[Data about app and page elements]
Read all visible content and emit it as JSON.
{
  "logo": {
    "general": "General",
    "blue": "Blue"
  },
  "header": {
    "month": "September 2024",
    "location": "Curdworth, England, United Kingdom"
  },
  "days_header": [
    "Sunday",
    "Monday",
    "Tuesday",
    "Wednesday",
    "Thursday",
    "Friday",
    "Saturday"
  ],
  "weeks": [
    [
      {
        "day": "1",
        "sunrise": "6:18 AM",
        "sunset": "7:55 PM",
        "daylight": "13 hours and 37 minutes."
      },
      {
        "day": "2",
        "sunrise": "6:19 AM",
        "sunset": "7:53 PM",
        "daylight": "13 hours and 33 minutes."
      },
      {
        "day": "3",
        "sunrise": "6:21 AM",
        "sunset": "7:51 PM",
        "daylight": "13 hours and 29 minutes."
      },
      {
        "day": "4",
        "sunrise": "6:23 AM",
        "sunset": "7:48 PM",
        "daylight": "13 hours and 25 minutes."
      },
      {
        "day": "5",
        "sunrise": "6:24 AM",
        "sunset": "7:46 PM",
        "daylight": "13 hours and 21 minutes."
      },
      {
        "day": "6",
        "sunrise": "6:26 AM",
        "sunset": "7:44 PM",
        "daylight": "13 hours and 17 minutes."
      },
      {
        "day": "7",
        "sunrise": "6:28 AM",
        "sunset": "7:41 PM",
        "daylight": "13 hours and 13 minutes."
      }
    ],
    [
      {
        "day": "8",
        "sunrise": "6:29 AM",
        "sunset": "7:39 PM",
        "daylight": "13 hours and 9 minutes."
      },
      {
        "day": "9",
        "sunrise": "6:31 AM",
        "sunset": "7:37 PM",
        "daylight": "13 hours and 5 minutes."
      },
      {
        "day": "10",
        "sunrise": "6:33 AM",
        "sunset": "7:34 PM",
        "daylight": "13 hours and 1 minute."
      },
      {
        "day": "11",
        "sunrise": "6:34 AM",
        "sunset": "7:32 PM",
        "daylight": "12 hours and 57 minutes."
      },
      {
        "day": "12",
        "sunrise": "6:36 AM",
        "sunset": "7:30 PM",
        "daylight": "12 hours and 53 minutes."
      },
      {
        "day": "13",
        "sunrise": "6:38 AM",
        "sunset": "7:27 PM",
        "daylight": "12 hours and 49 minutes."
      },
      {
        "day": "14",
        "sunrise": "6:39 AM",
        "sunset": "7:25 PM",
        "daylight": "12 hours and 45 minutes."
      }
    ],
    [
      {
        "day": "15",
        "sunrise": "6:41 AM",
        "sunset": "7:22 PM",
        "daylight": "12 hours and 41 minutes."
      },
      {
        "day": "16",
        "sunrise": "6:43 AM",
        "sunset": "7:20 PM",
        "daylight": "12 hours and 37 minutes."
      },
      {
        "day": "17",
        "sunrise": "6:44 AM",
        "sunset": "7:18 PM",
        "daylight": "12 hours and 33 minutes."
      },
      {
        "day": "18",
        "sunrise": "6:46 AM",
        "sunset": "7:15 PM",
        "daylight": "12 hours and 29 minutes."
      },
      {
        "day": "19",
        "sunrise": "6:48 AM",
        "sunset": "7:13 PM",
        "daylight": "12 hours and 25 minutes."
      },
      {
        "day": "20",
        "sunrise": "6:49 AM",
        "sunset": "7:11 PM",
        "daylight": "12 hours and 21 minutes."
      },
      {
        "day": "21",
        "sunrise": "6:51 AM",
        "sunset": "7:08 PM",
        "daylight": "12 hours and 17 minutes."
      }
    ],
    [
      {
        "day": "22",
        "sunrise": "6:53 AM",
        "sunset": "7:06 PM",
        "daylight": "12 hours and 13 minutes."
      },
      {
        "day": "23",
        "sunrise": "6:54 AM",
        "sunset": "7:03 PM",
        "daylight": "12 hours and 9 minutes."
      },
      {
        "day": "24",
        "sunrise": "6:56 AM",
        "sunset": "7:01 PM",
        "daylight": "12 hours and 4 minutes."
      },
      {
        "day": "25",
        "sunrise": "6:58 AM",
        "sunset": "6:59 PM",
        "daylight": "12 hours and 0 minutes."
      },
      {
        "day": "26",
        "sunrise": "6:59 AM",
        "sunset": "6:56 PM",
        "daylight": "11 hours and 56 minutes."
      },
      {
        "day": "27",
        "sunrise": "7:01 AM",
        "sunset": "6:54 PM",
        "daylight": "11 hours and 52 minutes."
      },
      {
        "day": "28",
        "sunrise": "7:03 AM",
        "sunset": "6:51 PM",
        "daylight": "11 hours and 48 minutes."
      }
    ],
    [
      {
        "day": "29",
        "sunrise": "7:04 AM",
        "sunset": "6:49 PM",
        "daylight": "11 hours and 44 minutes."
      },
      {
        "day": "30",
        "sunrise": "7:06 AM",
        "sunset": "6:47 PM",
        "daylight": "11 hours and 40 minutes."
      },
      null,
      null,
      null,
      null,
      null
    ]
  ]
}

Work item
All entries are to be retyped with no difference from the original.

Answer to the exercise
Read all visible content and emit it as JSON.
{
  "logo": {
    "general": "General",
    "blue": "Blue"
  },
  "header": {
    "month": "September 2024",
    "location": "Curdworth, England, United Kingdom"
  },
  "days_header": [
    "Sunday",
    "Monday",
    "Tuesday",
    "Wednesday",
    "Thursday",
    "Friday",
    "Saturday"
  ],
  "weeks": [
    [
      {
        "day": "1",
        "sunrise": "6:18 AM",
        "sunset": "7:55 PM",
        "daylight": "13 hours and 37 minutes."
      },
      {
        "day": "2",
        "sunrise": "6:19 AM",
        "sunset": "7:53 PM",
        "daylight": "13 hours and 33 minutes."
      },
      {
        "day": "3",
        "sunrise": "6:21 AM",
        "sunset": "7:51 PM",
        "daylight": "13 hours and 29 minutes."
      },
      {
        "day": "4",
        "sunrise": "6:23 AM",
        "sunset": "7:48 PM",
        "daylight": "13 hours and 25 minutes."
      },
      {
        "day": "5",
        "sunrise": "6:24 AM",
        "sunset": "7:46 PM",
        "daylight": "13 hours and 21 minutes."
      },
      {
        "day": "6",
        "sunrise": "6:26 AM",
        "sunset": "7:44 PM",
        "daylight": "13 hours and 17 minutes."
      },
      {
        "day": "7",
        "sunrise": "6:28 AM",
        "sunset": "7:41 PM",
        "daylight": "13 hours and 13 minutes."
      }
    ],
    [
      {
        "day": "8",
        "sunrise": "6:29 AM",
        "sunset": "7:39 PM",
        "daylight": "13 hours and 9 minutes."
      },
      {
        "day": "9",
        "sunrise": "6:31 AM",
        "sunset": "7:37 PM",
        "daylight": "13 hours and 5 minutes."
      },
      {
        "day": "10",
        "sunrise": "6:33 AM",
        "sunset": "7:34 PM",
        "daylight": "13 hours and 1 minute."
      },
      {
        "day": "11",
        "sunrise": "6:34 AM",
        "sunset": "7:32 PM",
        "daylight": "12 hours and 57 minutes."
      },
      {
        "day": "12",
        "sunrise": "6:36 AM",
        "sunset": "7:30 PM",
        "daylight": "12 hours and 53 minutes."
      },
      {
        "day": "13",
        "sunrise": "6:38 AM",
        "sunset": "7:27 PM",
        "daylight": "12 hours and 49 minutes."
      },
      {
        "day": "14",
        "sunrise": "6:39 AM",
        "sunset": "7:25 PM",
        "daylight": "12 hours and 45 minutes."
      }
    ],
    [
      {
        "day": "15",
        "sunrise": "6:41 AM",
        "sunset": "7:22 PM",
        "daylight": "12 hours and 41 minutes."
      },
      {
        "day": "16",
        "sunrise": "6:43 AM",
        "sunset": "7:20 PM",
        "daylight": "12 hours and 37 minutes."
      },
      {
        "day": "17",
        "sunrise": "6:44 AM",
        "sunset": "7:18 PM",
        "daylight": "12 hours and 33 minutes."
      },
      {
        "day": "18",
        "sunrise": "6:46 AM",
        "sunset": "7:15 PM",
        "daylight": "12 hours and 29 minutes."
      },
      {
        "day": "19",
        "sunrise": "6:48 AM",
        "sunset": "7:13 PM",
        "daylight": "12 hours and 25 minutes."
      },
      {
        "day": "20",
        "sunrise": "6:49 AM",
        "sunset": "7:11 PM",
        "daylight": "12 hours and 21 minutes."
      },
      {
        "day": "21",
        "sunrise": "6:51 AM",
        "sunset": "7:08 PM",
        "daylight": "12 hours and 17 minutes."
      }
    ],
    [
      {
        "day": "22",
        "sunrise": "6:53 AM",
        "sunset": "7:06 PM",
        "daylight": "12 hours and 13 minutes."
      },
      {
        "day": "23",
        "sunrise": "6:54 AM",
        "sunset": "7:03 PM",
        "daylight": "12 hours and 9 minutes."
      },
      {
        "day": "24",
        "sunrise": "6:56 AM",
        "sunset": "7:01 PM",
        "daylight": "12 hours and 4 minutes."
      },
      {
        "day": "25",
        "sunrise": "6:58 AM",
        "sunset": "6:59 PM",
        "daylight": "12 hours and 0 minutes."
      },
      {
        "day": "26",
        "sunrise": "6:59 AM",
        "sunset": "6:56 PM",
        "daylight": "11 hours and 56 minutes."
      },
      {
        "day": "27",
        "sunrise": "7:01 AM",
        "sunset": "6:54 PM",
        "daylight": "11 hours and 52 minutes."
      },
      {
        "day": "28",
        "sunrise": "7:03 AM",
        "sunset": "6:51 PM",
        "daylight": "11 hours and 48 minutes."
      }
    ],
    [
      {
        "day": "29",
        "sunrise": "7:04 AM",
        "sunset": "6:49 PM",
        "daylight": "11 hours and 44 minutes."
      },
      {
        "day": "30",
        "sunrise": "7:06 AM",
        "sunset": "6:47 PM",
        "daylight": "11 hours and 40 minutes."
      },
      null,
      null,
      null,
      null,
      null
    ]
  ]
}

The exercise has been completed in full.